What is needed: From the entries below, copy every line that holds the word "JSON".

Information supplied:
--- START ---

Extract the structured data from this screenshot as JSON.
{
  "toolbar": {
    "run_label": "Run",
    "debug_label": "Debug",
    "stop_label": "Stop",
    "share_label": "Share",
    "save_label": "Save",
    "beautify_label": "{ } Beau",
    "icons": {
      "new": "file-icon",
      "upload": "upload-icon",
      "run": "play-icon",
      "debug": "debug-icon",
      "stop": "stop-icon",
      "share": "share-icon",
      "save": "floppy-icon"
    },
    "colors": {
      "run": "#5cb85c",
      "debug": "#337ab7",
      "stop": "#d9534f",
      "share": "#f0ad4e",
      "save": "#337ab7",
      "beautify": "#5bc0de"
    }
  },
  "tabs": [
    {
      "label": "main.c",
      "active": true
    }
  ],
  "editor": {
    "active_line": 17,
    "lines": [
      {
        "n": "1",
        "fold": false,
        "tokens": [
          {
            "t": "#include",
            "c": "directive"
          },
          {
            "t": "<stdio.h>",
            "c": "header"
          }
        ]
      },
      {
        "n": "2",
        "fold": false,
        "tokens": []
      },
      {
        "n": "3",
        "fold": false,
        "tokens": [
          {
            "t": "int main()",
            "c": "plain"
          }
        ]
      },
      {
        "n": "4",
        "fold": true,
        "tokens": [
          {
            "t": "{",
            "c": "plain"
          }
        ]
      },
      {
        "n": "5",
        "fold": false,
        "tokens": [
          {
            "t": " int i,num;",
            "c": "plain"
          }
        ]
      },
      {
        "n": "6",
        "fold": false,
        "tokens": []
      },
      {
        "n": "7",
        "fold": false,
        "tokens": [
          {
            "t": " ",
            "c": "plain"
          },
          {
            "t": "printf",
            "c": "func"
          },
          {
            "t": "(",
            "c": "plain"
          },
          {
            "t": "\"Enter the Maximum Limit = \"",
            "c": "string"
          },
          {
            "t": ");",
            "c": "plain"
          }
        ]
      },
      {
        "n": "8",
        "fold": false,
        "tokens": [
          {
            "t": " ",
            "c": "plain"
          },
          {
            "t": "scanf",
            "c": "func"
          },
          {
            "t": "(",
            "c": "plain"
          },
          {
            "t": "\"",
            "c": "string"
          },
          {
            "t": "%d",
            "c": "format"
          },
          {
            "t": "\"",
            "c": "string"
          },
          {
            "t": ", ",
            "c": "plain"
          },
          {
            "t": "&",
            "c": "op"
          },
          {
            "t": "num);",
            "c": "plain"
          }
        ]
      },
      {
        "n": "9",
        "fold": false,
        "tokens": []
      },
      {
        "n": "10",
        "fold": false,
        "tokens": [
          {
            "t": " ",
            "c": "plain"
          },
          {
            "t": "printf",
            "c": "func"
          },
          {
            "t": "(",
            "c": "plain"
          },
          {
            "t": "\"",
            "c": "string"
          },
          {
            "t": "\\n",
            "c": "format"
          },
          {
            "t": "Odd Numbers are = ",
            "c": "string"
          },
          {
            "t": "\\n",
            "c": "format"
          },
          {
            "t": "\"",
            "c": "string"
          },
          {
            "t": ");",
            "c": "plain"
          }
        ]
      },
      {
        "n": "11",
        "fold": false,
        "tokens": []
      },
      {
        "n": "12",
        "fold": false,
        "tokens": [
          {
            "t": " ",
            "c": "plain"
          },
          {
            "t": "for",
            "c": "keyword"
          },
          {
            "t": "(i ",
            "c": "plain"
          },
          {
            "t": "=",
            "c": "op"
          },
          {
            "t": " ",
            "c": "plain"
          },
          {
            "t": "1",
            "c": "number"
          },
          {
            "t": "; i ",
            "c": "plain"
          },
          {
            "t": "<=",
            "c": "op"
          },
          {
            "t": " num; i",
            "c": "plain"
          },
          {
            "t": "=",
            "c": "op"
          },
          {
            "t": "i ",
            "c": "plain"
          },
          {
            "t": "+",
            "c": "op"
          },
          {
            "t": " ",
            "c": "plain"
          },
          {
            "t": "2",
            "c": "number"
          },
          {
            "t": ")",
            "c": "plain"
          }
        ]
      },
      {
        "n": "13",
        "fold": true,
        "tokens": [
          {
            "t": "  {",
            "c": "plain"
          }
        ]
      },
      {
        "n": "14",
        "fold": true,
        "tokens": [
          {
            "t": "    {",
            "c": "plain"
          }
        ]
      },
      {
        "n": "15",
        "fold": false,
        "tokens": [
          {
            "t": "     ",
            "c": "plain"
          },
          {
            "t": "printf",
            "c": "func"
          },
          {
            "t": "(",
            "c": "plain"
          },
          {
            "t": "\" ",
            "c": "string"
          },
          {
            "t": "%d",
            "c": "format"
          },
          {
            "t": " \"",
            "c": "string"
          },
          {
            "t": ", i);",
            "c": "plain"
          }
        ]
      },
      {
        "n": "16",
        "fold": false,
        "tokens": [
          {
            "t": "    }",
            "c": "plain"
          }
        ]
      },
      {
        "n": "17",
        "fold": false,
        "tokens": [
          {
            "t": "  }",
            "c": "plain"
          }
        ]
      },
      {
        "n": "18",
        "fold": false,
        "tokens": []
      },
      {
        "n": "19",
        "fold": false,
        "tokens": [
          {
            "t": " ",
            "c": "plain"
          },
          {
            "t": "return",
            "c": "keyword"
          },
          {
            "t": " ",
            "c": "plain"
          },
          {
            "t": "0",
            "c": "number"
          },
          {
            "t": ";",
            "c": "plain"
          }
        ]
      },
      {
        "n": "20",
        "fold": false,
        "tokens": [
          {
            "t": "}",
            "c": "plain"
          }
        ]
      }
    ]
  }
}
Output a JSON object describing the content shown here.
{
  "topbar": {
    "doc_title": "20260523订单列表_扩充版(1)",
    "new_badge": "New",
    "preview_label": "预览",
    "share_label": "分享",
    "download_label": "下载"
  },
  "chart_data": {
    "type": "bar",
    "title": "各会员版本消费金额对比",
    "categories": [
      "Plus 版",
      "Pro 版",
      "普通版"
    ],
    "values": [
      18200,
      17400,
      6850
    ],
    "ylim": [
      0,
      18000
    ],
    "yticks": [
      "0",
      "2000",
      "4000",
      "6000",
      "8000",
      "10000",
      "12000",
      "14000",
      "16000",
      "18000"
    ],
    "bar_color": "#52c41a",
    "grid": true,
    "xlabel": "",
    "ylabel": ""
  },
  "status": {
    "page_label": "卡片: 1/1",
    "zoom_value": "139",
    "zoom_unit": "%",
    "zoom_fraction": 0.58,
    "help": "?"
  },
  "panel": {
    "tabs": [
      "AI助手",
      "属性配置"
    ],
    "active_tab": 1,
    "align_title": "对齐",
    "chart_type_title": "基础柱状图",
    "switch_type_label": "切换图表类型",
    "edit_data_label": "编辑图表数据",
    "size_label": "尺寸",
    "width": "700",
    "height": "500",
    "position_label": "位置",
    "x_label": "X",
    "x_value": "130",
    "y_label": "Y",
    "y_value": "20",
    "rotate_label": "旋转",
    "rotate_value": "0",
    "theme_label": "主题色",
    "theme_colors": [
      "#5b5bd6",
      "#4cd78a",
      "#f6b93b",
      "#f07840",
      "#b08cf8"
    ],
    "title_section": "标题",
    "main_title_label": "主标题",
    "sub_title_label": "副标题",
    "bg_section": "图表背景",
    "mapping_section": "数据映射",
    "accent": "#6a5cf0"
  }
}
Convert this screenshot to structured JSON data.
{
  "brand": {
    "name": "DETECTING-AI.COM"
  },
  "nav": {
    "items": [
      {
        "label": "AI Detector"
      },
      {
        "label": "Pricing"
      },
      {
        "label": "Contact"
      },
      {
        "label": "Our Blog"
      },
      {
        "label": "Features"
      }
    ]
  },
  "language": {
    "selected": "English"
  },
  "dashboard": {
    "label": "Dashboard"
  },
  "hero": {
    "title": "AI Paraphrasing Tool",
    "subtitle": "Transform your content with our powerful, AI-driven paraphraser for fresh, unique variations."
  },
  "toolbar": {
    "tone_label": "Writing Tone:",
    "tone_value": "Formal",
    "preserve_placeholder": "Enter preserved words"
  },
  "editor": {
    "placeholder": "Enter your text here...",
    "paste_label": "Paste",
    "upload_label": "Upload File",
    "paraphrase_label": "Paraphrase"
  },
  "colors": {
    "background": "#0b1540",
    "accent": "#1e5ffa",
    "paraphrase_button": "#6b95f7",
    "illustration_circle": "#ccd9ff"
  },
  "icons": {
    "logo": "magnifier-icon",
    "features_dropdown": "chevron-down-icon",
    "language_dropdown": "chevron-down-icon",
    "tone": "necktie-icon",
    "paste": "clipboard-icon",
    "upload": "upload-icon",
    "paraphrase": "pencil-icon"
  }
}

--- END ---

Problem solution:
Extract the structured data from this screenshot as JSON.
Output a JSON object describing the content shown here.
Convert this screenshot to structured JSON data.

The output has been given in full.